The International Air Transport Association (IATA) estimates the jet fuel price average for this year will rise above the feared $80 per barrel mark. With this, the impact on 2018 fuel bill of the global airline industry is expected to be $39.3 billion. But do rising oil prices mean only bad news for airlines around the world? One investment bank says it “may actually be good” for airlines around the world, including the three biggest U.S. carriers - Delta, United, and American.

Impact on airlines

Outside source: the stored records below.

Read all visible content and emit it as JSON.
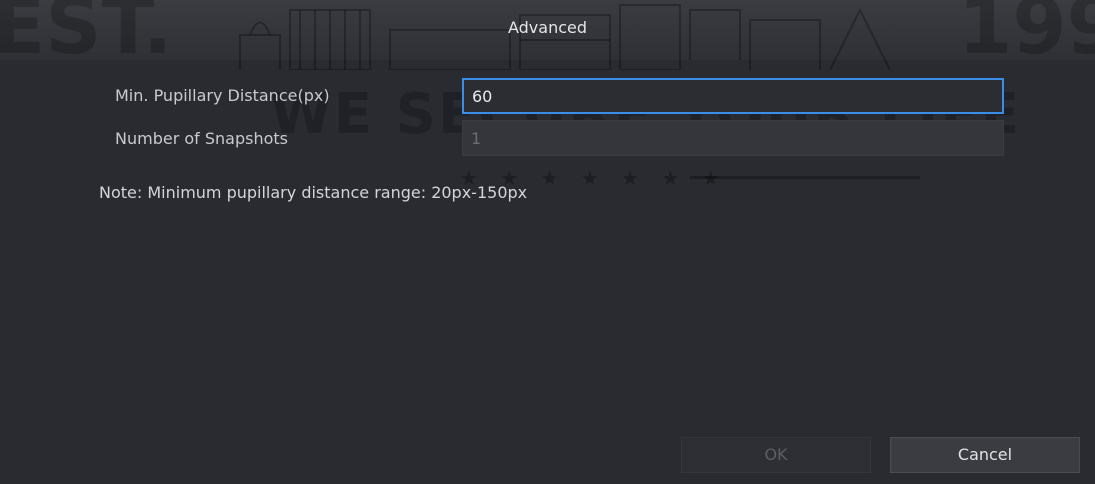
{
  "dialog": {
    "title": "Advanced"
  },
  "fields": [
    {
      "label": "Min. Pupillary Distance(px)",
      "value": "60",
      "state": "focused"
    },
    {
      "label": "Number of Snapshots",
      "value": "1",
      "state": "disabled"
    }
  ],
  "note": "Note: Minimum pupillary distance range: 20px-150px",
  "buttons": {
    "ok_label": "OK",
    "cancel_label": "Cancel"
  },
  "watermark": {
    "slogan": "WE SECURE YOUR LIFE",
    "corner_left": "EST.",
    "corner_right": "199"
  },
  "colors": {
    "dialog_bg": "#292b31",
    "focus_border": "#3a8ee6",
    "text": "#c9cacd"
  }
}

Just think about the statistics for a moment. According to one estimate, U.S. airlines consumed approximately 17.3 billion gallons of fuel (or 412 million barrels) for domestic and international flights in 2017. In that year, the cost for one gallon of fuel amounted to $1.69. If we break down U.S. airline fuel costs per available seat mile in domestic operations we can see that: Delta Air Lines fuel costs increased from 2.1 cents USD in Q2 2016 to 2.4 cents in Q2 2017; American’s fuel costs rose from 2 cents to 2.2 cents in the same time period; United’s – from 1.8 to 2 cents.

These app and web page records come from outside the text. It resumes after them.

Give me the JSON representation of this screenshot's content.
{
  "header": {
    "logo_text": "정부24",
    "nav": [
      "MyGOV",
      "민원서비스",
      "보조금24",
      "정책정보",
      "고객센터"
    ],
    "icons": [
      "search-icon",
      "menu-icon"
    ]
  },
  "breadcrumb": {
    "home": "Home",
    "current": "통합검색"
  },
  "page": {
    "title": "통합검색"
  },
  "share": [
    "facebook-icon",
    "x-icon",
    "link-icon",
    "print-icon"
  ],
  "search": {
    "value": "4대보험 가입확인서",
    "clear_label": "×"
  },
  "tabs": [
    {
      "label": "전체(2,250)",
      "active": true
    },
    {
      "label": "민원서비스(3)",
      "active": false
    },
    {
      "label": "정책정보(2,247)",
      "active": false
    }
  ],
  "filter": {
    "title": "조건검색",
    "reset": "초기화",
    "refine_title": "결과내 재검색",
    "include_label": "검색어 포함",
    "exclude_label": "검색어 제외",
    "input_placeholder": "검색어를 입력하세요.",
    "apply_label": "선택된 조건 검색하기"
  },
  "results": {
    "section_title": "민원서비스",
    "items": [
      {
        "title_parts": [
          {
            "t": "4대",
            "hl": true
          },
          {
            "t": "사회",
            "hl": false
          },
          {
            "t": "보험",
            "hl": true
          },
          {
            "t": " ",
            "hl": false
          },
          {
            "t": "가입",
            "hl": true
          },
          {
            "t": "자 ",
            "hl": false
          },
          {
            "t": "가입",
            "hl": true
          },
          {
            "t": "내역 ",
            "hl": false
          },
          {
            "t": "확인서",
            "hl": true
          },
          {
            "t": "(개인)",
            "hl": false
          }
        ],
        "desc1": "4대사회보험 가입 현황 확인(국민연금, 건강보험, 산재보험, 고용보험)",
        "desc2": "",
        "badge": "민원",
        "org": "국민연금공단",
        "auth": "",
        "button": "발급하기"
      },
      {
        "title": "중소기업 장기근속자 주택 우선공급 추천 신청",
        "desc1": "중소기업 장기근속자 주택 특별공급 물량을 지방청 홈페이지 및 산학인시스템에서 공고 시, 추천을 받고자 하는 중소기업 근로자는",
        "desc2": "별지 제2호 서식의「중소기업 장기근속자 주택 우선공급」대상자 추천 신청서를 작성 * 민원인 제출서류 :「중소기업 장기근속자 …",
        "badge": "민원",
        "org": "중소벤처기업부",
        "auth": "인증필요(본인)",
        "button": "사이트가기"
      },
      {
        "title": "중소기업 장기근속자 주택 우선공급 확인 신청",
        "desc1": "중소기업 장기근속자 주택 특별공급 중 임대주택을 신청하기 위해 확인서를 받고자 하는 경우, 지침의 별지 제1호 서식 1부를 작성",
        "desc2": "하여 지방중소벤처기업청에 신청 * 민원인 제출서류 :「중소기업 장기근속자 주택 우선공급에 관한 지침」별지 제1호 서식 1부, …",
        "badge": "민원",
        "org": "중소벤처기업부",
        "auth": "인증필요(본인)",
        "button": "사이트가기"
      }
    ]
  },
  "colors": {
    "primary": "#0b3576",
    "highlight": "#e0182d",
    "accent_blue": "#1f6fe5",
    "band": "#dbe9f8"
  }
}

Last time oil prices spiked, airline stocks got crushed as the unplanned costs ate into their bottom lines. For instance, United saw its stock price cut by over a third. This was back in 2008 when prices soared past $140 per barrel, the Business Insider informs. But, according to Morgan Stanley investment bank, the rise in price may actually be good news for the airlines this time around. "There has been a level of debate amongst investors around the implications of higher oil on airline shares, and in our opinion, higher is a good thing," Rajeev Lalwani, analyst at the bank, was quoted as saying.

According to Morgan Stanley, rising oil prices could be good for airlines, because it would instill pricing and capacity discipline, financial constraints on costs and capex, and margin and multiple expansion. The bank estimates that for every $10 per barrel increase, airline margins can contract 1-2 percentage points. With rising fuel prices, airlines will have reason to raise fares again and "recapture the 5-10 points of lost pricing from recent years,” the Business Insider cites the bank.

In the case of Europe’s biggest discount carrier, Ryanair, although its average fare fell 3% in fiscal 2018, the airline says it expects "above-average EU capacity growth to continue into FY19, which will have a downward effect on fares.” The airline also predicts some upward pressure on airfare later in the year "as significantly higher oil prices impact margins, especially those EU airlines (that) continue to expand despite having no prospect of achieving profitability," it stated in the latest earnings release.

How big is the surge

According to IATA’s latest jet fuel price analysis, on May 11, 2018, global jet fuel price was up by 3.7% at $92.1/bbl from the same time one week earlier, which is 5.4% higher than the same time one month ago, and 54.2% higher than the same time one year ago. For a wider perspective of price developments: jet fuel cost was at its lowest for almost five years in January 2016, at just under $40/bbl. From that point onwards, the price rose relatively steadily to the current $92/bbl in May 2018.

To break down the data by regions, the fuel price as of May 11, 2018, ranged from $90/bbl in the Middle East and Africa to almost $95/bbl in Latin and Central America. Meanwhile, Europe along with the CIS (The Commonwealth of Independent States) as well as North America were both at the price of up to $93/bbl. The overall share in the world fuel price index for the period of May 4-11, 2018, shows North America and Europe-CIS leading the way with 39% and 28% respectively. They are followed by the Asia-Oceania region with a 22% share.

According to IATA’s data, the overall jet fuel price average for 2018, excluding handling costs, is predicted to be $83.4/bbl. This should impact this year’s fuel bill of the global airline industry with $39.3 billion.